  • COVID-19 vaccines are effective at helping stop infection, serious illness and death. Most people who get COVID-19 are unvaccinated. But since vaccines are not 100% effective at preventing infection, some people who are fully vaccinated will still get COVID-19. 

    An infection of a fully vaccinated person is referred to as a "breakthrough infection." You can learn more about breakthrough infections on the CDC website.

  • According to the CDC, while most people get over COVID-19 within weeks of illness, some people have post-COVID-19 conditions that go on four weeks or more after infection. 

    Studies show that between 27% to 33% of patients who get COVID-19 and were not hospitalized had some lasting symptoms. This happens no matter their age, prior health or severity of their infection.

    Much is still unknown. But the CDC reports these “long-haul” problems can happen in many different ways. This ranges from difficulty breathing, feeling very tired, joint pain or mood changes.

    Even more serious problems like multi-organ damage or autoimmune conditions can happen.

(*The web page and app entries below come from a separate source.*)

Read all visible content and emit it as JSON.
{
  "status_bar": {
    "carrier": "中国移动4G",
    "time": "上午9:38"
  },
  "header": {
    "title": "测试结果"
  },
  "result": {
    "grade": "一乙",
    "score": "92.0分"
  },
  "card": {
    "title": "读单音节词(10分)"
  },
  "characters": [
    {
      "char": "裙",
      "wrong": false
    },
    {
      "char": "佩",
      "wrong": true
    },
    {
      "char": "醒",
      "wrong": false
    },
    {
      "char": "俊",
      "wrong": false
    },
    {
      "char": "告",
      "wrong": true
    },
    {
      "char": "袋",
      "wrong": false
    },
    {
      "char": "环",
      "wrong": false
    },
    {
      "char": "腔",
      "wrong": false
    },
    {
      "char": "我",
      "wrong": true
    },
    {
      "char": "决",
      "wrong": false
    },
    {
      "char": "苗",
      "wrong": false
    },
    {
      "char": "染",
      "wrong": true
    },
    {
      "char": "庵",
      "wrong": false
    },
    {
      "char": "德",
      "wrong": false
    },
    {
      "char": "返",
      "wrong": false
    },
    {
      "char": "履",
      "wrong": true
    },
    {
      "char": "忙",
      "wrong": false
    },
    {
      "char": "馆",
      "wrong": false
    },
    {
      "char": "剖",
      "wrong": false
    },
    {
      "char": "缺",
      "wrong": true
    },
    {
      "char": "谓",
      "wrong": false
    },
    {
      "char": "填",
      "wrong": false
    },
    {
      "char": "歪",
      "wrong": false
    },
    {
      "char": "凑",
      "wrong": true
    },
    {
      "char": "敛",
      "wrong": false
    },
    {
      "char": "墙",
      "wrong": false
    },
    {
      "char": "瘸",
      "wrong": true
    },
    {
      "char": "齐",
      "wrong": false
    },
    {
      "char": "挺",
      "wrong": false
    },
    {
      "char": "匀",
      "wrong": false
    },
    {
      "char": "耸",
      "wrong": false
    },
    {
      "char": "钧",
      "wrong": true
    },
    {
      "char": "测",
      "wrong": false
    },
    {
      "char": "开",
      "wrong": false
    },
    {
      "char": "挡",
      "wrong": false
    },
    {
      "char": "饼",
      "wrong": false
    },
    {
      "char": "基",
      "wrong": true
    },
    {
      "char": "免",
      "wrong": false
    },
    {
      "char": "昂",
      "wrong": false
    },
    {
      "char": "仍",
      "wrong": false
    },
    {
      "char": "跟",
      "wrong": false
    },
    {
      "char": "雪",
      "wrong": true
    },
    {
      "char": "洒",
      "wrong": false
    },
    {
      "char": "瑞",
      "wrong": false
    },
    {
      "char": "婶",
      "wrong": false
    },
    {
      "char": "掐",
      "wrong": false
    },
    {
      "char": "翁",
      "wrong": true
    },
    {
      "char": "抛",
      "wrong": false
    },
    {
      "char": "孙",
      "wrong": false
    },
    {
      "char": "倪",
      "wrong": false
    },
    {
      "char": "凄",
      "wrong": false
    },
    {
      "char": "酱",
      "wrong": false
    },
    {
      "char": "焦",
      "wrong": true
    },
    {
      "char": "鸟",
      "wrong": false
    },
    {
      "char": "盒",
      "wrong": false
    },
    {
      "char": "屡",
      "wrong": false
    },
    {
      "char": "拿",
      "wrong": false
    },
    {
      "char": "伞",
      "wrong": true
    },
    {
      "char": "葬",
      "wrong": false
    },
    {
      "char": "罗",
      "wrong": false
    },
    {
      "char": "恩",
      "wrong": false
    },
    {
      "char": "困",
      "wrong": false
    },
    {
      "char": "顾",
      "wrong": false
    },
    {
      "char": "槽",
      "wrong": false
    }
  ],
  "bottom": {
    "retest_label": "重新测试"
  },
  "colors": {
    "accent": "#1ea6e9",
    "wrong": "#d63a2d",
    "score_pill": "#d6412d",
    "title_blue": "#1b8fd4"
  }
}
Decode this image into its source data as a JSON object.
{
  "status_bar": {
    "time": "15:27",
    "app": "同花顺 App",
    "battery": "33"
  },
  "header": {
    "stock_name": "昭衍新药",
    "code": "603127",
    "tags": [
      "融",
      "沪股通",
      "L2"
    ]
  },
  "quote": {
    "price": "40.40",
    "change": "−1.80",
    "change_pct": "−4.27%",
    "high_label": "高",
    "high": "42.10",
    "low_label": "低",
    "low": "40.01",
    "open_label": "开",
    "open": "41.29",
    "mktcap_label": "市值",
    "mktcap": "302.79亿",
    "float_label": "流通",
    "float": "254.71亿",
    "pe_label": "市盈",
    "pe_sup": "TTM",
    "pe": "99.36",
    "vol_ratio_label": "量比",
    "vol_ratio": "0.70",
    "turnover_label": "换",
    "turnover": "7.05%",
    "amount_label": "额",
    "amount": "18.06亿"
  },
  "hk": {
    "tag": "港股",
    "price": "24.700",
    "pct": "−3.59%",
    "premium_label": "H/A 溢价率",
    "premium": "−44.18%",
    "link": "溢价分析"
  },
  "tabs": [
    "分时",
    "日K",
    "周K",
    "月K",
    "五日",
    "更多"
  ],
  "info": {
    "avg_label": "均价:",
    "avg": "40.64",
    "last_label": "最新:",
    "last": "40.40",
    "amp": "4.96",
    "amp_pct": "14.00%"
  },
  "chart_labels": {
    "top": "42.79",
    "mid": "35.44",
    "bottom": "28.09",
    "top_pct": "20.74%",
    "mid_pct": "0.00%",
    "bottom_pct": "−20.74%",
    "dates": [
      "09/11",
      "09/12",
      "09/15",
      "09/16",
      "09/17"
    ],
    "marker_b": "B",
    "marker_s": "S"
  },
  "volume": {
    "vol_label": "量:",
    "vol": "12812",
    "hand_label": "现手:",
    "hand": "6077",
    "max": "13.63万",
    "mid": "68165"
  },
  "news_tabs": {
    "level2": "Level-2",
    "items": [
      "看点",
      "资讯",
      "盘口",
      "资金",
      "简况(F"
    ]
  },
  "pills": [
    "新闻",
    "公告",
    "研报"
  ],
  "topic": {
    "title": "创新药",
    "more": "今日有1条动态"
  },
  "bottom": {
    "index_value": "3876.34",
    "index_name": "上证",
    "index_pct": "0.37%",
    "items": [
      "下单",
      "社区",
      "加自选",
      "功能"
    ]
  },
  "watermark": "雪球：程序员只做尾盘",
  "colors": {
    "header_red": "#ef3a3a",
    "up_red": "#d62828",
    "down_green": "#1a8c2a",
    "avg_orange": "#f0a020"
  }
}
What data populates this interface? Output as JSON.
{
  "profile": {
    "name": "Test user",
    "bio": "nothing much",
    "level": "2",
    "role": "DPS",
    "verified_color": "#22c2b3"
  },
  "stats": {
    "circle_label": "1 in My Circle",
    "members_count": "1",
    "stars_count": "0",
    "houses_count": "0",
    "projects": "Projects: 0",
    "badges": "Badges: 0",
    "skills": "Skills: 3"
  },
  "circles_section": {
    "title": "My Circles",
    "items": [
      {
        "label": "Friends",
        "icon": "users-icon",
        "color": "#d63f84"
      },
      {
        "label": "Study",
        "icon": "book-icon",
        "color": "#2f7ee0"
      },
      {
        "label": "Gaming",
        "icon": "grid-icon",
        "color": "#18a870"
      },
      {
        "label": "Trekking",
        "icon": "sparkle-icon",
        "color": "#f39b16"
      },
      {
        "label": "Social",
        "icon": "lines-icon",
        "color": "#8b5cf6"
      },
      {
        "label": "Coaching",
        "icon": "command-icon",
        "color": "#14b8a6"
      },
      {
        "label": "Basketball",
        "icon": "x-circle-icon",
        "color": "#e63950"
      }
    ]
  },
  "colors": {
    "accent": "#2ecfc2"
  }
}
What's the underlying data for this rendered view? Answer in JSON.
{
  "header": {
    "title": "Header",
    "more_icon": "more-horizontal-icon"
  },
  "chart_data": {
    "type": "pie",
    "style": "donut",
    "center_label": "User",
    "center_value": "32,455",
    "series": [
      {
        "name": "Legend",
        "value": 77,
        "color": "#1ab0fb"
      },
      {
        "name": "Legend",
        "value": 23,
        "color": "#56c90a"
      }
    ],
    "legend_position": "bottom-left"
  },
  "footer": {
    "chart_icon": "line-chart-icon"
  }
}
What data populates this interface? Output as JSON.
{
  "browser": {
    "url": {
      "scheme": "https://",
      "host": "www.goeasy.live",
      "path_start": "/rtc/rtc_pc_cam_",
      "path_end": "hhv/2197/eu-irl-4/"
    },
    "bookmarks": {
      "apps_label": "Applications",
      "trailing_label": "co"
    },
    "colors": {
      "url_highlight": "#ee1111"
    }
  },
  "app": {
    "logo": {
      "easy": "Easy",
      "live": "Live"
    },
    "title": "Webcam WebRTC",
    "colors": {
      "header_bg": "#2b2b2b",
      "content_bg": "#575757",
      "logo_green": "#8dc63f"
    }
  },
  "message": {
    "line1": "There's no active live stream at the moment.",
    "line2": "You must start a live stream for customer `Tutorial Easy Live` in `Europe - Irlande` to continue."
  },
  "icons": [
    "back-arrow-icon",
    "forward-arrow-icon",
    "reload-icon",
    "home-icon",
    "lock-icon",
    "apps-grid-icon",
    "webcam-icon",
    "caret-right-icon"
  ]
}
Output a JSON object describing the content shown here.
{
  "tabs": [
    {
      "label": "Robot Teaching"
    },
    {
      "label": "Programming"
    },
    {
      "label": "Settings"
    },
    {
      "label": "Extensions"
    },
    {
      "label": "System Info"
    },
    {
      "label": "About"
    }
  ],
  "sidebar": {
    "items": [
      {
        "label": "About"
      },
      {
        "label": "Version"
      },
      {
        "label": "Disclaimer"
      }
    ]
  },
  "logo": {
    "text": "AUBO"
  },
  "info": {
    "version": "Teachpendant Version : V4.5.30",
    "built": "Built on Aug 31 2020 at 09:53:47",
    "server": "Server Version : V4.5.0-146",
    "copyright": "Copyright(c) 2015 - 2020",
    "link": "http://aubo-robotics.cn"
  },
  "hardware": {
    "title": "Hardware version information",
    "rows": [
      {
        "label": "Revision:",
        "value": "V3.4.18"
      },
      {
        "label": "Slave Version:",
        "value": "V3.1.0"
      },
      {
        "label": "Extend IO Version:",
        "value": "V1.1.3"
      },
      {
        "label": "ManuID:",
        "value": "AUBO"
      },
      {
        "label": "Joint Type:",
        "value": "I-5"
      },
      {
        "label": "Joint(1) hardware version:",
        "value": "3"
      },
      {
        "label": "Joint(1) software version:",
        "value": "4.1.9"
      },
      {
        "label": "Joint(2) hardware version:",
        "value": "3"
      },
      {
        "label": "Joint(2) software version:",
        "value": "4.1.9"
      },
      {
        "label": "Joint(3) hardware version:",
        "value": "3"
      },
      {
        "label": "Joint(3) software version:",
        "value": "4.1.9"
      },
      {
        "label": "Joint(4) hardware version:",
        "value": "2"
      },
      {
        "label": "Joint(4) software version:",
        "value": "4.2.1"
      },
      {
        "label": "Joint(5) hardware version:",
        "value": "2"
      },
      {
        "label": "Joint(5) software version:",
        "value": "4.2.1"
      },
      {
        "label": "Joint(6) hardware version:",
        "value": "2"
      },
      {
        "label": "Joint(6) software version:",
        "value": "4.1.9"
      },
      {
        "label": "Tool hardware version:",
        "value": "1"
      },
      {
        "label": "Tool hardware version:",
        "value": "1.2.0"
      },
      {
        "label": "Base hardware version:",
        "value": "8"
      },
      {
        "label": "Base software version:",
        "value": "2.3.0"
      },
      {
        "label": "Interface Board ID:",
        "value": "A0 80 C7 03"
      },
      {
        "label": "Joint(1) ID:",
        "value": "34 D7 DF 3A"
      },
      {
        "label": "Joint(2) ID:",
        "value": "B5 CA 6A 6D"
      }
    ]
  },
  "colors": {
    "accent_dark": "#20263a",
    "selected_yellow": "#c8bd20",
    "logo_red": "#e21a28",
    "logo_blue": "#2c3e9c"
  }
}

You can find more information on the CDC website.

  • You quarantine when you might have been exposed to the virus and may or may not have been infected.

    You isolate when you are sick or when you have been infected with the virus, even if you don’t have symptoms.



*As of January 2022